What this task involves:
Would you print the records below word for word, without the pictures?

Data extracts:
□ □ □ □ □ □ □

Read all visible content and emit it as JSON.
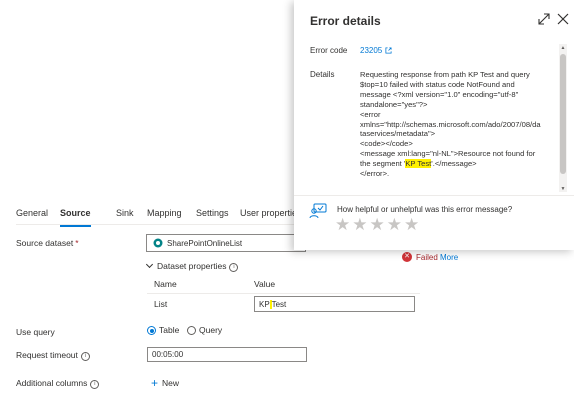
{
  "tabs": {
    "general": "General",
    "source": "Source",
    "sink": "Sink",
    "mapping": "Mapping",
    "settings": "Settings",
    "user_properties": "User properties"
  },
  "form": {
    "source_dataset_label": "Source dataset",
    "required_mark": "*",
    "source_dataset_value": "SharePointOnlineList",
    "status": {
      "failed": "Failed",
      "more": "More"
    },
    "dataset_properties": {
      "header": "Dataset properties",
      "col_name": "Name",
      "col_value": "Value",
      "rows": [
        {
          "name": "List",
          "value_pre": "KP",
          "value_mid": " ",
          "value_post": "Test"
        }
      ]
    },
    "use_query": {
      "label": "Use query",
      "options": [
        "Table",
        "Query"
      ],
      "selected": "Table"
    },
    "request_timeout": {
      "label": "Request timeout",
      "value": "00:05:00"
    },
    "additional_columns": {
      "label": "Additional columns",
      "new_label": "New"
    }
  },
  "error_panel": {
    "title": "Error details",
    "error_code_label": "Error code",
    "error_code": "23205",
    "details_label": "Details",
    "details_lines": [
      "Requesting response from path KP Test and query",
      "$top=10 failed with status code NotFound and",
      "message <?xml version=\"1.0\" encoding=\"utf-8\"",
      "standalone=\"yes\"?>",
      "<error",
      "xmlns=\"http://schemas.microsoft.com/ado/2007/08/da",
      "taservices/metadata\">",
      "<code></code>",
      "<message xml:lang=\"nl-NL\">Resource not found for"
    ],
    "details_seg_pre": "the segment '",
    "details_seg_hl": "KP Test",
    "details_seg_post": "'.</message>",
    "details_last": "</error>.",
    "feedback_question": "How helpful or unhelpful was this error message?",
    "star_glyph": "★",
    "rating": 0,
    "rating_max": 5
  },
  "colors": {
    "accent": "#0078d4",
    "error": "#d13438",
    "highlight": "#fff100"
  }
}
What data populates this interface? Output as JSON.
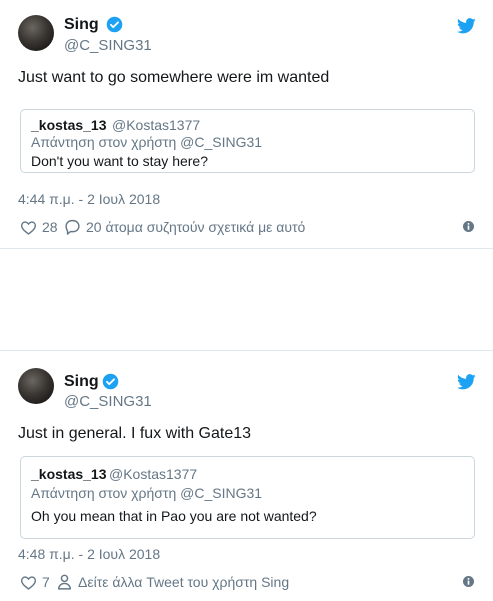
{
  "colors": {
    "brand": "#1da1f2",
    "text": "#14171a",
    "muted": "#657786",
    "border": "#e1e8ed"
  },
  "tweets": [
    {
      "author_name": "Sing",
      "author_handle": "@C_SING31",
      "text": "Just want to go somewhere were im wanted",
      "quote": {
        "name": "_kostas_13",
        "handle": "@Kostas1377",
        "reply_to": "Απάντηση στον χρήστη @C_SING31",
        "text": "Don't you want to stay here?"
      },
      "timestamp": "4:44 π.μ. - 2 Ιουλ 2018",
      "likes": "28",
      "second_action": "20 άτομα συζητούν σχετικά με αυτό",
      "second_action_icon": "comment-icon"
    },
    {
      "author_name": "Sing",
      "author_handle": "@C_SING31",
      "text": "Just in general. I fux with Gate13",
      "quote": {
        "name": "_kostas_13",
        "handle": "@Kostas1377",
        "reply_to": "Απάντηση στον χρήστη @C_SING31",
        "text": "Oh you mean that in Pao you are not wanted?"
      },
      "timestamp": "4:48 π.μ. - 2 Ιουλ 2018",
      "likes": "7",
      "second_action": "Δείτε άλλα Tweet του χρήστη Sing",
      "second_action_icon": "person-icon"
    }
  ]
}
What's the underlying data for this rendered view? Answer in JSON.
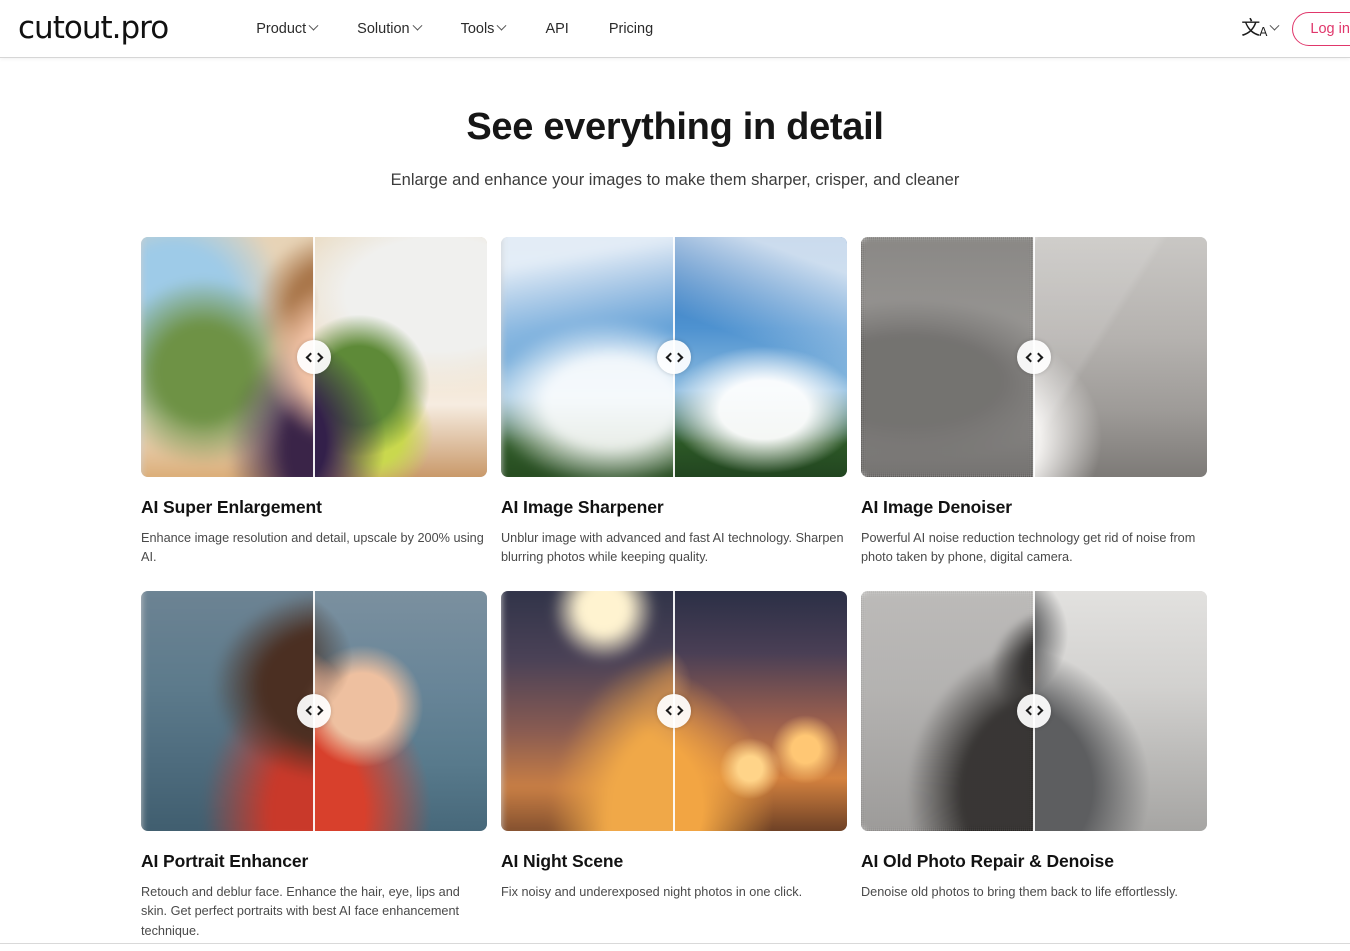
{
  "header": {
    "logo": "cutout.pro",
    "nav": [
      {
        "label": "Product",
        "has_caret": true
      },
      {
        "label": "Solution",
        "has_caret": true
      },
      {
        "label": "Tools",
        "has_caret": true
      },
      {
        "label": "API",
        "has_caret": false
      },
      {
        "label": "Pricing",
        "has_caret": false
      }
    ],
    "language": {
      "glyph": "文",
      "glyph_sub": "A",
      "has_caret": true
    },
    "login_label": "Log in /",
    "accent_color": "#e0376b"
  },
  "hero": {
    "title": "See everything in detail",
    "subtitle": "Enlarge and enhance your images to make them sharper, crisper, and cleaner"
  },
  "cards": [
    {
      "title": "AI Super Enlargement",
      "description": "Enhance image resolution and detail, upscale by 200% using AI.",
      "image_alt": "Young girl smiling at a table with potted plants, before and after enlargement",
      "divider_percent": 50,
      "handle_icon": "slider-compare-icon"
    },
    {
      "title": "AI Image Sharpener",
      "description": "Unblur image with advanced and fast AI technology. Sharpen blurring photos while keeping quality.",
      "image_alt": "Eiffel Tower against a blue cloudy sky, before and after sharpening",
      "divider_percent": 50,
      "handle_icon": "slider-compare-icon"
    },
    {
      "title": "AI Image Denoiser",
      "description": "Powerful AI noise reduction technology get rid of noise from photo taken by phone, digital camera.",
      "image_alt": "Black and white photo of a woman holding a transparent umbrella, before and after denoising",
      "divider_percent": 50,
      "handle_icon": "slider-compare-icon"
    },
    {
      "title": "AI Portrait Enhancer",
      "description": "Retouch and deblur face. Enhance the hair, eye, lips and skin. Get perfect portraits with best AI face enhancement technique.",
      "image_alt": "Woman in red polka dot dress by the water, before and after portrait enhancement",
      "divider_percent": 50,
      "handle_icon": "slider-compare-icon"
    },
    {
      "title": "AI Night Scene",
      "description": "Fix noisy and underexposed night photos in one click.",
      "image_alt": "Woman holding string lights at dusk over a city skyline, before and after night enhancement",
      "divider_percent": 50,
      "handle_icon": "slider-compare-icon"
    },
    {
      "title": "AI Old Photo Repair & Denoise",
      "description": "Denoise old photos to bring them back to life effortlessly.",
      "image_alt": "Elderly couple in hats and coats, before and after old photo repair",
      "divider_percent": 50,
      "handle_icon": "slider-compare-icon"
    }
  ]
}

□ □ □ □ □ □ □

Response to the task:
Read all visible content and emit it as JSON.
{
  "tabs": {
    "general": "General",
    "source": "Source",
    "sink": "Sink",
    "mapping": "Mapping",
    "settings": "Settings",
    "user_properties": "User properties"
  },
  "form": {
    "source_dataset_label": "Source dataset",
    "required_mark": "*",
    "source_dataset_value": "SharePointOnlineList",
    "status": {
      "failed": "Failed",
      "more": "More"
    },
    "dataset_properties": {
      "header": "Dataset properties",
      "col_name": "Name",
      "col_value": "Value",
      "rows": [
        {
          "name": "List",
          "value_pre": "KP",
          "value_mid": " ",
          "value_post": "Test"
        }
      ]
    },
    "use_query": {
      "label": "Use query",
      "options": [
        "Table",
        "Query"
      ],
      "selected": "Table"
    },
    "request_timeout": {
      "label": "Request timeout",
      "value": "00:05:00"
    },
    "additional_columns": {
      "label": "Additional columns",
      "new_label": "New"
    }
  },
  "error_panel": {
    "title": "Error details",
    "error_code_label": "Error code",
    "error_code": "23205",
    "details_label": "Details",
    "details_lines": [
      "Requesting response from path KP Test and query",
      "$top=10 failed with status code NotFound and",
      "message <?xml version=\"1.0\" encoding=\"utf-8\"",
      "standalone=\"yes\"?>",
      "<error",
      "xmlns=\"http://schemas.microsoft.com/ado/2007/08/da",
      "taservices/metadata\">",
      "<code></code>",
      "<message xml:lang=\"nl-NL\">Resource not found for"
    ],
    "details_seg_pre": "the segment '",
    "details_seg_hl": "KP Test",
    "details_seg_post": "'.</message>",
    "details_last": "</error>.",
    "feedback_question": "How helpful or unhelpful was this error message?",
    "star_glyph": "★",
    "rating": 0,
    "rating_max": 5
  },
  "colors": {
    "accent": "#0078d4",
    "error": "#d13438",
    "highlight": "#fff100"
  }
}
What data populates this interface? Output as JSON.
{
  "colors": {
    "brand": "#1da1f2",
    "text": "#14171a",
    "muted": "#657786",
    "border": "#e1e8ed"
  },
  "tweets": [
    {
      "author_name": "Sing",
      "author_handle": "@C_SING31",
      "text": "Just want to go somewhere were im wanted",
      "quote": {
        "name": "_kostas_13",
        "handle": "@Kostas1377",
        "reply_to": "Απάντηση στον χρήστη @C_SING31",
        "text": "Don't you want to stay here?"
      },
      "timestamp": "4:44 π.μ. - 2 Ιουλ 2018",
      "likes": "28",
      "second_action": "20 άτομα συζητούν σχετικά με αυτό",
      "second_action_icon": "comment-icon"
    },
    {
      "author_name": "Sing",
      "author_handle": "@C_SING31",
      "text": "Just in general. I fux with Gate13",
      "quote": {
        "name": "_kostas_13",
        "handle": "@Kostas1377",
        "reply_to": "Απάντηση στον χρήστη @C_SING31",
        "text": "Oh you mean that in Pao you are not wanted?"
      },
      "timestamp": "4:48 π.μ. - 2 Ιουλ 2018",
      "likes": "7",
      "second_action": "Δείτε άλλα Tweet του χρήστη Sing",
      "second_action_icon": "person-icon"
    }
  ]
}
What's the underlying data for this rendered view? Answer in JSON.
{
  "header": {
    "logo": "cutout.pro",
    "nav": [
      {
        "label": "Product",
        "has_caret": true
      },
      {
        "label": "Solution",
        "has_caret": true
      },
      {
        "label": "Tools",
        "has_caret": true
      },
      {
        "label": "API",
        "has_caret": false
      },
      {
        "label": "Pricing",
        "has_caret": false
      }
    ],
    "language": {
      "glyph": "文",
      "glyph_sub": "A",
      "has_caret": true
    },
    "login_label": "Log in /",
    "accent_color": "#e0376b"
  },
  "hero": {
    "title": "See everything in detail",
    "subtitle": "Enlarge and enhance your images to make them sharper, crisper, and cleaner"
  },
  "cards": [
    {
      "title": "AI Super Enlargement",
      "description": "Enhance image resolution and detail, upscale by 200% using AI.",
      "image_alt": "Young girl smiling at a table with potted plants, before and after enlargement",
      "divider_percent": 50,
      "handle_icon": "slider-compare-icon"
    },
    {
      "title": "AI Image Sharpener",
      "description": "Unblur image with advanced and fast AI technology. Sharpen blurring photos while keeping quality.",
      "image_alt": "Eiffel Tower against a blue cloudy sky, before and after sharpening",
      "divider_percent": 50,
      "handle_icon": "slider-compare-icon"
    },
    {
      "title": "AI Image Denoiser",
      "description": "Powerful AI noise reduction technology get rid of noise from photo taken by phone, digital camera.",
      "image_alt": "Black and white photo of a woman holding a transparent umbrella, before and after denoising",
      "divider_percent": 50,
      "handle_icon": "slider-compare-icon"
    },
    {
      "title": "AI Portrait Enhancer",
      "description": "Retouch and deblur face. Enhance the hair, eye, lips and skin. Get perfect portraits with best AI face enhancement technique.",
      "image_alt": "Woman in red polka dot dress by the water, before and after portrait enhancement",
      "divider_percent": 50,
      "handle_icon": "slider-compare-icon"
    },
    {
      "title": "AI Night Scene",
      "description": "Fix noisy and underexposed night photos in one click.",
      "image_alt": "Woman holding string lights at dusk over a city skyline, before and after night enhancement",
      "divider_percent": 50,
      "handle_icon": "slider-compare-icon"
    },
    {
      "title": "AI Old Photo Repair & Denoise",
      "description": "Denoise old photos to bring them back to life effortlessly.",
      "image_alt": "Elderly couple in hats and coats, before and after old photo repair",
      "divider_percent": 50,
      "handle_icon": "slider-compare-icon"
    }
  ]
}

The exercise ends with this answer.